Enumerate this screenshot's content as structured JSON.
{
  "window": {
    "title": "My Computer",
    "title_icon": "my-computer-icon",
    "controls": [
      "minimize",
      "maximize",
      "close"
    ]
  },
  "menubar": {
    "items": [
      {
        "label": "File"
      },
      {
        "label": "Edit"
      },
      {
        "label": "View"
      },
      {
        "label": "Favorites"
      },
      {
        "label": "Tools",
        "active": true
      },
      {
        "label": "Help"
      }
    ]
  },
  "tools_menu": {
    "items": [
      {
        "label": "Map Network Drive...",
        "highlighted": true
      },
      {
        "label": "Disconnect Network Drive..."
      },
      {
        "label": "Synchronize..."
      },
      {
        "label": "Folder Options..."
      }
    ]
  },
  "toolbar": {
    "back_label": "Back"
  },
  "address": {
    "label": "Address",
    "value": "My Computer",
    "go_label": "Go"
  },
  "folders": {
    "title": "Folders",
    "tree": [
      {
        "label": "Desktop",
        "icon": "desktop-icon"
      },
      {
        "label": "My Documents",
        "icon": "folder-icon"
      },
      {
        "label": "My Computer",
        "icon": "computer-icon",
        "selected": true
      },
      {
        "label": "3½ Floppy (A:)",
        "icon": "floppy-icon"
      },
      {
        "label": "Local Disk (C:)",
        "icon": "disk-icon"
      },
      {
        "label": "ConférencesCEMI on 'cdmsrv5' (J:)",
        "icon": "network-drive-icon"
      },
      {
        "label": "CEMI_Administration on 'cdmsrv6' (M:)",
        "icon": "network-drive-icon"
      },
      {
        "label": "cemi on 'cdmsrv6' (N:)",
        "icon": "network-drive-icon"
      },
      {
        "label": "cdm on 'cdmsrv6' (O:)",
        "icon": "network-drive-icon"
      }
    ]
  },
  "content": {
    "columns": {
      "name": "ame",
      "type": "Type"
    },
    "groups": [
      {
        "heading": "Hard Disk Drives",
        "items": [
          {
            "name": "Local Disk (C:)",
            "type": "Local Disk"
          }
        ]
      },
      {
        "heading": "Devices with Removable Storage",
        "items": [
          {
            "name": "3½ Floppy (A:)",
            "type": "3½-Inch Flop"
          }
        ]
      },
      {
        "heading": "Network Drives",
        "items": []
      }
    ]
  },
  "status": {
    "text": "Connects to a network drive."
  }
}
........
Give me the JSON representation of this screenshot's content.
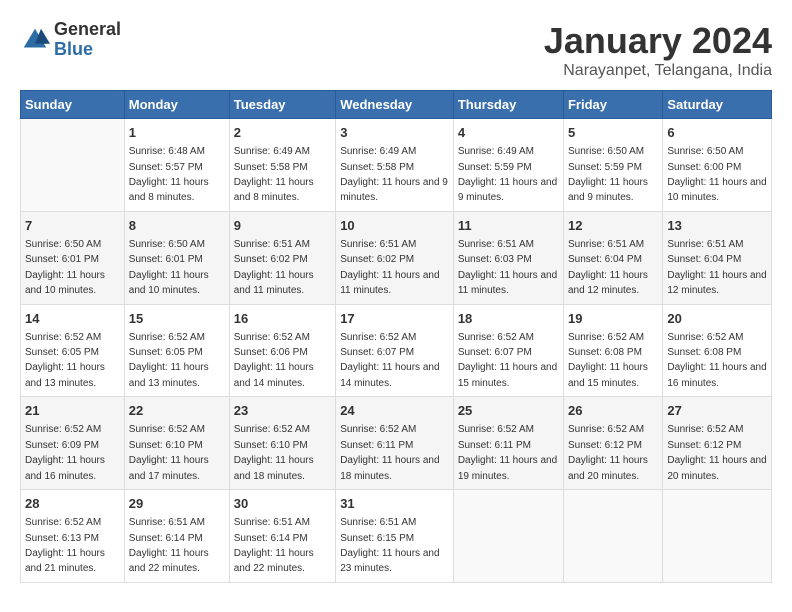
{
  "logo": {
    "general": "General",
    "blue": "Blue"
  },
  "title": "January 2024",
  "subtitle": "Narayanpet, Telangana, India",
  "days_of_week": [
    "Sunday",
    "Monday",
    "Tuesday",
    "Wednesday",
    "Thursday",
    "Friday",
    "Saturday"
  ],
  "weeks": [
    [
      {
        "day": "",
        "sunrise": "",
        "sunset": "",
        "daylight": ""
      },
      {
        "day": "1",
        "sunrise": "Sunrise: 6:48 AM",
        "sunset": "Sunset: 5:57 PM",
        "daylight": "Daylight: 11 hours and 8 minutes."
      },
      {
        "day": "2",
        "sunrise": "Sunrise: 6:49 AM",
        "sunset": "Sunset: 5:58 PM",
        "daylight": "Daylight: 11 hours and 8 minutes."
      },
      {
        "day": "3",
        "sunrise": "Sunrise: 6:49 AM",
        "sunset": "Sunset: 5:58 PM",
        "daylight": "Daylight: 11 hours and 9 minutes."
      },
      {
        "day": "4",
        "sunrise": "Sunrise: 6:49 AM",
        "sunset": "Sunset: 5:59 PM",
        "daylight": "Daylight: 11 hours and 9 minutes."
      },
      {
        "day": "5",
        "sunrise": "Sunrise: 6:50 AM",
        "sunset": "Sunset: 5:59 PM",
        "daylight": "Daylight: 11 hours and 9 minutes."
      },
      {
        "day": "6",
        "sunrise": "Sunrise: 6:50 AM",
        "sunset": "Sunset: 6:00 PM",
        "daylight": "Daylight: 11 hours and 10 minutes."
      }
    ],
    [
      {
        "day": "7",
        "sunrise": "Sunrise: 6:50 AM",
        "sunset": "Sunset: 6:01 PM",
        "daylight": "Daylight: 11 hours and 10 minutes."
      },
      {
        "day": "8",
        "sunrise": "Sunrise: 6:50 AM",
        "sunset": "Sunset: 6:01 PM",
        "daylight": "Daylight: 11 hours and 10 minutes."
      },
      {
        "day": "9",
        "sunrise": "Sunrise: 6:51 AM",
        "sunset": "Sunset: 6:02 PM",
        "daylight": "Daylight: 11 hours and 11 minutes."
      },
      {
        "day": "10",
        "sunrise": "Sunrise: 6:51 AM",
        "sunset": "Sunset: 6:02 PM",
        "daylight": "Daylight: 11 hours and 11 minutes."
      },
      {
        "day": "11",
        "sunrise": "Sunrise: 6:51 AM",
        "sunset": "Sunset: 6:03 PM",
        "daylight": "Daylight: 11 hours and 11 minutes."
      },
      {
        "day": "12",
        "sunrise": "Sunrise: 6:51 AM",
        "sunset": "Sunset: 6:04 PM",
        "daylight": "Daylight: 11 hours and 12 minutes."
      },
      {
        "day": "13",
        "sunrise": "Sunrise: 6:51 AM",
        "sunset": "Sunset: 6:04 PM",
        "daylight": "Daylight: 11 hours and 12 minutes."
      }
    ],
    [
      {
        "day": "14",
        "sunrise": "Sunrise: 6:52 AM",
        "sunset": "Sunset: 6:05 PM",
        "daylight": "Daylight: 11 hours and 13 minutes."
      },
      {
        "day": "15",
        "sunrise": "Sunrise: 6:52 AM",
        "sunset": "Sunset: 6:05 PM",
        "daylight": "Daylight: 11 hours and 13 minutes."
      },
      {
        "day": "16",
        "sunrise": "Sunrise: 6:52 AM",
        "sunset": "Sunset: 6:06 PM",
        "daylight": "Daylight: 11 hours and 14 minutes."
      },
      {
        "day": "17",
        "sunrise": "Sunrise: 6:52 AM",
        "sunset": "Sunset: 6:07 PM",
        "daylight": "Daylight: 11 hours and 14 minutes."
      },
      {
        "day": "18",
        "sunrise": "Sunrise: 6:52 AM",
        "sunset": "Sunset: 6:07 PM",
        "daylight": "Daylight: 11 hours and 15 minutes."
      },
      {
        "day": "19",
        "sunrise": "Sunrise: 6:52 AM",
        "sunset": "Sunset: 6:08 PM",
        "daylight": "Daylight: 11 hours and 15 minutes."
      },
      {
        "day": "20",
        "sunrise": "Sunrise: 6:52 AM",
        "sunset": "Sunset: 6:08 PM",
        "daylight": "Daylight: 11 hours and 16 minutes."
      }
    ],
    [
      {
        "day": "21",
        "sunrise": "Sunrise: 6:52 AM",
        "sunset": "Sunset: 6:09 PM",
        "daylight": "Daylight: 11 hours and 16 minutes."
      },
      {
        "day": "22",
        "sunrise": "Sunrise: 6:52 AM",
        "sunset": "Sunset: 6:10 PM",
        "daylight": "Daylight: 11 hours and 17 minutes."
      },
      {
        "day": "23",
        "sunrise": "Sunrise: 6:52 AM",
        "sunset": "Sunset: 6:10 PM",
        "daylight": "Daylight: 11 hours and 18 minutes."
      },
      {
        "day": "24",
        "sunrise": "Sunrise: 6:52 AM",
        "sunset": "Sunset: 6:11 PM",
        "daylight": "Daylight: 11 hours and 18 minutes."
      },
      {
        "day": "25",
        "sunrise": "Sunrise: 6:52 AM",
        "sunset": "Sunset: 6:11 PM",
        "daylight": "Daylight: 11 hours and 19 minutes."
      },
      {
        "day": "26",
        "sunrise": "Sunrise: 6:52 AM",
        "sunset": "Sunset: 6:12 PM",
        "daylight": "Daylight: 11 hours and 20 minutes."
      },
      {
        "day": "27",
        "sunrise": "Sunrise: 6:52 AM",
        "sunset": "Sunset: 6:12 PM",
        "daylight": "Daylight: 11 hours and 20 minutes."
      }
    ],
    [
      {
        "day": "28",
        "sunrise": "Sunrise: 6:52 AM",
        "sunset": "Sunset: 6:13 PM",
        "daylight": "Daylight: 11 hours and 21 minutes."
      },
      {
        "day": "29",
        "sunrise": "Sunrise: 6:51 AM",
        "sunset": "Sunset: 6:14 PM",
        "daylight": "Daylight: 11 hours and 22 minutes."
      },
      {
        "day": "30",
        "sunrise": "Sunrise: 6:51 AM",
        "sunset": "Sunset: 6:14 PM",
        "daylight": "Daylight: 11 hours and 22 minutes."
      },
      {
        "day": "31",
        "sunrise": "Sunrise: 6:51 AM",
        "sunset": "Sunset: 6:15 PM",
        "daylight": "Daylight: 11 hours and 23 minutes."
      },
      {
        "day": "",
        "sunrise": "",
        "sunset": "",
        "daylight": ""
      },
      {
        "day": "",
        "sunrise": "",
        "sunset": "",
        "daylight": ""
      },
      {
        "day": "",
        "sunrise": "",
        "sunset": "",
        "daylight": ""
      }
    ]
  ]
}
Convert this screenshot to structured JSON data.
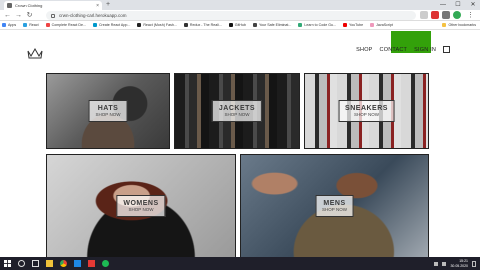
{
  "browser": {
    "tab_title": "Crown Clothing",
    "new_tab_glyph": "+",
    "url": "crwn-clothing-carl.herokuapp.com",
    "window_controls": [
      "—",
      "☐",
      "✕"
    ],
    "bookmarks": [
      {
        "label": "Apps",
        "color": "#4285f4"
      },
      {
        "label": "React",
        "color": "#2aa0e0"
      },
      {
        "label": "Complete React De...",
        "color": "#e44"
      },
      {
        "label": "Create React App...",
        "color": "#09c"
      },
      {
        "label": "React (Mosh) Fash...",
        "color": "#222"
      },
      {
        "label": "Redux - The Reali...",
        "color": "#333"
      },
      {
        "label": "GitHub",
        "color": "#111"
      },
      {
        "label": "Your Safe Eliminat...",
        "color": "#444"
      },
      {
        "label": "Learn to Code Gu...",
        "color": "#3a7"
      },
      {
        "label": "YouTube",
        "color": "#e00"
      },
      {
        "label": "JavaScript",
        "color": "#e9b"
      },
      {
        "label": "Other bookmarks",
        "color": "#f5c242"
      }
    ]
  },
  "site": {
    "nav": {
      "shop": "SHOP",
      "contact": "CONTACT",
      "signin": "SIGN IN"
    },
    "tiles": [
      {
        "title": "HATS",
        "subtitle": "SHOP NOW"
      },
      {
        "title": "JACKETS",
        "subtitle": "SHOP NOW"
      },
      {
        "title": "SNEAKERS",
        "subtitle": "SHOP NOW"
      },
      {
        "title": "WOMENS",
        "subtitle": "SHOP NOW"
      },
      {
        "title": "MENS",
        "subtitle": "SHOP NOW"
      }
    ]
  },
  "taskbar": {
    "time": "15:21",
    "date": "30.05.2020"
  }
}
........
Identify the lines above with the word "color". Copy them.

        "color": "#4285f4"
        "color": "#2aa0e0"
        "color": "#e44"
        "color": "#09c"
        "color": "#222"
        "color": "#333"
        "color": "#111"
        "color": "#444"
        "color": "#3a7"
        "color": "#e00"
        "color": "#e9b"
        "color": "#f5c242"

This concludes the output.